In this job, when things go sideways, you need to think on your feet and improvise. You can't plan for everything. Once, during a night operation at Savelovsky Railway Station, we were tracking a Chechen connected to Turkish intelligence. He was driving a BMW, with one of our cars in front and the other two behind him. He sped up on the Dmitrovskoe Highway, and we thought he spotted us. But he stopped at the station, dashed towards the doors, realised the station was closed, and ran through the courtyards. I followed him, and when I caught up, he was about to do his business. I jumped right at him, and he unbuttoned his trousers and started relieving himself. Surprised, I sat down too, and he told me, “Don't be scared, do your thing. I'll watch over you.” That was a close call.

Life after Nikolai Nikolaevich

After leaving [the OPU] the generals go to the big banks, state corporations, while operators find openings in private security companies, detective agencies, work as driving instructors — everyone fits in differently. Lena Chichenova started breeding frogs and snails for a French restaurant. She invested all her savings, but quickly lost all her money. [Russians] don't like to eat frogs and snails.

In the past, we used to celebrate March 18, External Service Day, in restaurants: dancing, partying, sometimes the nights ended in fights. Everything was banned after [the annexation of] Crimea]

The current mood at the OPU

- The directive in the confidential guidelines for Soviet external surveillance” employees read: “Employees of external surveillance must exhibit unwavering devotion to the socialist Motherland. In the face of confrontation with the enemy, they must dedicate all their strength and, if required, even their lives to the cause of the Party.” What’s the situation now?

- Nothing. Nobody will die for the party of oligarchs.

- What do your colleagues think about the invasion of Ukraine?

- You can't get into everyone's head. Many people have shut down, but they continue to work. But the moral atmosphere in the department has really changed for the worse. Sometimes I ask myself: “Why did I run all over Moscow? For what?” I divorced my husband, my daughter became estranged.... I have varicose veins now — I walk like a duck in the mornings, [I have] back pain. That's why I didn't renew my contract.

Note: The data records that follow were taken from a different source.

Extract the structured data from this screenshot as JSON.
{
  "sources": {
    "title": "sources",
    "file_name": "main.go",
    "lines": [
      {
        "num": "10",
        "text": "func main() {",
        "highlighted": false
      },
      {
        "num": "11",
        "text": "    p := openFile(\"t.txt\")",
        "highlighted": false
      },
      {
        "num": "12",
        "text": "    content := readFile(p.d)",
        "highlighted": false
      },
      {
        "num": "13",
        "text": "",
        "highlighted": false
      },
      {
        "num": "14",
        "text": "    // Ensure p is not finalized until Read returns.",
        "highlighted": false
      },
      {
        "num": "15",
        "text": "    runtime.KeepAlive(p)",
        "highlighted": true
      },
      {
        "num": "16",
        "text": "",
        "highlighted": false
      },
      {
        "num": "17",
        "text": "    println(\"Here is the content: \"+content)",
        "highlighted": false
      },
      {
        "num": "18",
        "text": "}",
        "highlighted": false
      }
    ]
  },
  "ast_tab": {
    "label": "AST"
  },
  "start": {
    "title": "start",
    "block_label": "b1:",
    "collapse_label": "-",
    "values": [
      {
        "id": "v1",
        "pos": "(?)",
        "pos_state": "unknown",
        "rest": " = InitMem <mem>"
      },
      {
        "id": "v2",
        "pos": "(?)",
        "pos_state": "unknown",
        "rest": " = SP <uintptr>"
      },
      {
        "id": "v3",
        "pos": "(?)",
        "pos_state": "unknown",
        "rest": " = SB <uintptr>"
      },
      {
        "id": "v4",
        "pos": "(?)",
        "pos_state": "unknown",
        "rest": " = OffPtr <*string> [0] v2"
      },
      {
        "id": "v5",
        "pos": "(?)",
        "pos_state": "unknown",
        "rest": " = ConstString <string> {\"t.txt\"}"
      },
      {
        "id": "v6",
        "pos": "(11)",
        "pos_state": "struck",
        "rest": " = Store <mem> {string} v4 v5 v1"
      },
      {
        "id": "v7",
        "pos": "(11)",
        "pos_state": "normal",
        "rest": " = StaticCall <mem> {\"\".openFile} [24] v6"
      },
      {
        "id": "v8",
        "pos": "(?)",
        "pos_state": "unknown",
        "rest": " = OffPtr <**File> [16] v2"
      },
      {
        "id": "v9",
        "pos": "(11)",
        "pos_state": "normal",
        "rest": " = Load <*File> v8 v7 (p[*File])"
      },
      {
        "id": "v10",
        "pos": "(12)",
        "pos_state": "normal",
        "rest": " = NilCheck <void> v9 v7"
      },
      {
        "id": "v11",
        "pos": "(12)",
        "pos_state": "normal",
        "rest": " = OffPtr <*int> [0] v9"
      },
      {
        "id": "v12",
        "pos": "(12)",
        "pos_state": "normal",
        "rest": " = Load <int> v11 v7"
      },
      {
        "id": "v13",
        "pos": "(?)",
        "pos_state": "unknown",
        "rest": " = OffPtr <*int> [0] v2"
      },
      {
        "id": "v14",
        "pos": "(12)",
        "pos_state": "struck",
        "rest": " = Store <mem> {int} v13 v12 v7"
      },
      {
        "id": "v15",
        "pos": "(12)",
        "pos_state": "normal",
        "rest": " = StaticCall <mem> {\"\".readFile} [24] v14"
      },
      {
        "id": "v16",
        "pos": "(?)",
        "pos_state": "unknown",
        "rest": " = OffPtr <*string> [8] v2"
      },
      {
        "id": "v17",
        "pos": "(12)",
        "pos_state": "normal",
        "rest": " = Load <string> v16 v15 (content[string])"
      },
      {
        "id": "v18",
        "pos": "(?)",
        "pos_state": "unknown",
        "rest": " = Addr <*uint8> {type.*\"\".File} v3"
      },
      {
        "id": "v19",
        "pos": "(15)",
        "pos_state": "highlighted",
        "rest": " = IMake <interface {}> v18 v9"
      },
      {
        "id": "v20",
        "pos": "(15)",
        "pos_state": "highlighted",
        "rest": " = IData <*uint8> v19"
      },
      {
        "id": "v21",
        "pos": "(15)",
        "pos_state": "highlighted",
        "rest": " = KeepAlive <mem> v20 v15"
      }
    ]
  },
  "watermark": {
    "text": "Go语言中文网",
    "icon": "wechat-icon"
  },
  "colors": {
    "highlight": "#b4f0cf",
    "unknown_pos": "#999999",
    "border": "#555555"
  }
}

The 7th KGB Directorate (in charge of external surveillance) was established in 1954 based on the Directorate of External Surveillance and Protection of the Diplomatic Corps. After 1991, the unit became part of the central apparatus of the MGB-FSC-FSB. In 1993, external surveillance was assigned the military unit No. 52295, and in 2004 it was named the FSB’s 17th Directorate, or FSB OPU. The OPU’s headquarters are located at the following address: Moscow, Myasnitskaya Street, 26, while the special garage is located on Zvezdniy Boulevard, 13.

Gennady Shvetov, part of the inner circle of Security Council Secretary Nikolai Patrushev, leads the FSB OPU. The oversight of the department falls under the purview of Army General Sergei Korolev, the 1st Deputy Director of the FSB.

Subscribe to our weekly digest

К сожалению, браузер, которым вы пользуйтесь, устарел и не позволяет корректно отображать сайт. Пожалуйста, установите любой из современных браузеров, например:

Google Chrome Firefox Safari